In Room No. 18, and also on the floor above, are large glazed cupboards designed in the style of the house. They are probably original fittings.
The boundary wall to the south side of the entrance forecourt is constructed in ragstone rubble (Plate 61), which, it is believed, is part of the remains of the old Palace walling and probably belonged to the buildings south of the Great Hall and Chapel.
Condition of Repair.
The occupants of the present house, according to the ratebooks and directories, were as follows:
|1793 (fn. n21) –1801||Michael Angelo Taylor|
|1805–34||Michael Angelo Taylor|
|Sir Rainald Knightley, Bt.|
|1889–91||Sir John Henry Puleston|
Michael Angelo Taylor, son of Sir Robert Taylor, architect, was born in 1757. He was called to the Bar in 1774. In 1784 he became Recorder of Poole, and in the same year entered Parliament as member for that borough. With one or two breaks he continued a member of Parliament until his death. At first a Tory, and a supporter of Pitt, he gradually adopted Whig views, and his house in Whitehall became a favourite rendezvous of that party. He was persistent in drawing attention to the defective paving and lighting of the streets of London, and the Act (fn. n22) which he carried dealing with such matters is still known as Michael Angelo Taylor's Act. He died on 16th July, 1834, at his house in Whitehall. (fn. n23)
According to the ratebooks Taylor's residence at the house was broken during the years 1802–4, when Lord Arden is shown in occupation. This was Charles George Perceval, 3rd son of the Earl of Egmont and brother of Spencer Perceval, created Baron Arden in 1802. He died on 5th July, 1840, aged 83.
On 22nd October, 1836, the Rev. John Vane, Taylor's executor, sold (fn. n24) the house to Viscount Gage.
Henry Hall, 4th Viscount Gage, was born in 1791, and succeeded to the title in 1808. He was an accomplished mathematician, and at the time of his death in 1877 was the father of the House of Lords.
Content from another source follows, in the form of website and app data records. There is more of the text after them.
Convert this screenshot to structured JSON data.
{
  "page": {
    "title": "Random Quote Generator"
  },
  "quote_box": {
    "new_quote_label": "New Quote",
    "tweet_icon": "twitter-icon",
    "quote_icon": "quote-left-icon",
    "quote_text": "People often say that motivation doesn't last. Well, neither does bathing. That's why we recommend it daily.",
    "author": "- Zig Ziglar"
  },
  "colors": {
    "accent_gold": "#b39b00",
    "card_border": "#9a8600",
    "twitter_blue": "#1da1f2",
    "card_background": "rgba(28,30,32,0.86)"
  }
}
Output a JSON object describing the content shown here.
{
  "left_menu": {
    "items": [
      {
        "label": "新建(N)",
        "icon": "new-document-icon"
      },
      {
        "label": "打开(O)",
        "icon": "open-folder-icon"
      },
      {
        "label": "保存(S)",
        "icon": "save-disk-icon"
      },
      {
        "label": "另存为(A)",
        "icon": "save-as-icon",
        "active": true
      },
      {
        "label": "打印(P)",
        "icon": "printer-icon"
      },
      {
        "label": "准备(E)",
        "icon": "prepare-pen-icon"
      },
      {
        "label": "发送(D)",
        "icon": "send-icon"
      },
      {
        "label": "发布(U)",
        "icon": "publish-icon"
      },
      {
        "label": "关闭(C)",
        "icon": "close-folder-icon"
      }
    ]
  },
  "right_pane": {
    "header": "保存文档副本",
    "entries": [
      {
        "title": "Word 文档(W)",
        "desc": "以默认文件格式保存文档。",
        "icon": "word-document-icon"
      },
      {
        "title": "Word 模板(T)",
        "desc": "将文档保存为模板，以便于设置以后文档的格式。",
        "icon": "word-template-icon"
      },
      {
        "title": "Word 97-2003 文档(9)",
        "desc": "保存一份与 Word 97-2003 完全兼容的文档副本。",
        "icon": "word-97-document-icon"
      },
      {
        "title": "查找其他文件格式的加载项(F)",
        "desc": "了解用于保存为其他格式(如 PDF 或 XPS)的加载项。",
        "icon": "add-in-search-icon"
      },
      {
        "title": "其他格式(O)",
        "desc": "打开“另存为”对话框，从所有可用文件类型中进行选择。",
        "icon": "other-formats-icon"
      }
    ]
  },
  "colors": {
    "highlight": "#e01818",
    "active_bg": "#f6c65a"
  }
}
The directories show that he was succeeded in the occupation of the house in Whitehall by his son, Henry Charles, the 5th Viscount, born in 1854. He died in 1912. His residence at the house lasted until 1888. For the latter year he is bracketed with Sir Rainald Knightley, Bt., who was a connection by marriage, his sister having in 1840 married the Hon. Henry Edward Hall Gage, eldest son of the 4th Viscount. Sir Rainald, who was born in 1819, was in 1892 created Baron Knightley. He died in 1895.
Sir John Henry Puleston was born at Llanfair Dyffryn Clwyd, North Wales, in 1830. He was M.P. for Devonport from 1874 to 1892, and constable of Carnarvon Castle. He died in 1908.
In The Council's Collection are:—
(fn. n25) West elevation of premises (photograph).
(fn. n25) East elevation of premises (photograph).
(fn. n25) General view of staircase (photograph).
(fn. n25) Cornice to Room No. 17 (photograph).
(fn. n25) Detail of door-casing, Room No. 17 (photograph).
(fn. n25) Detail of door-casing, Room No. 18 (photograph).
Detail of door-casing, Room No. 19 (photograph).
(fn. n25) Ground and first-floor plans (measured drawing).
(fn. n25) View of old rubble walling, south side of forecourt (photograph).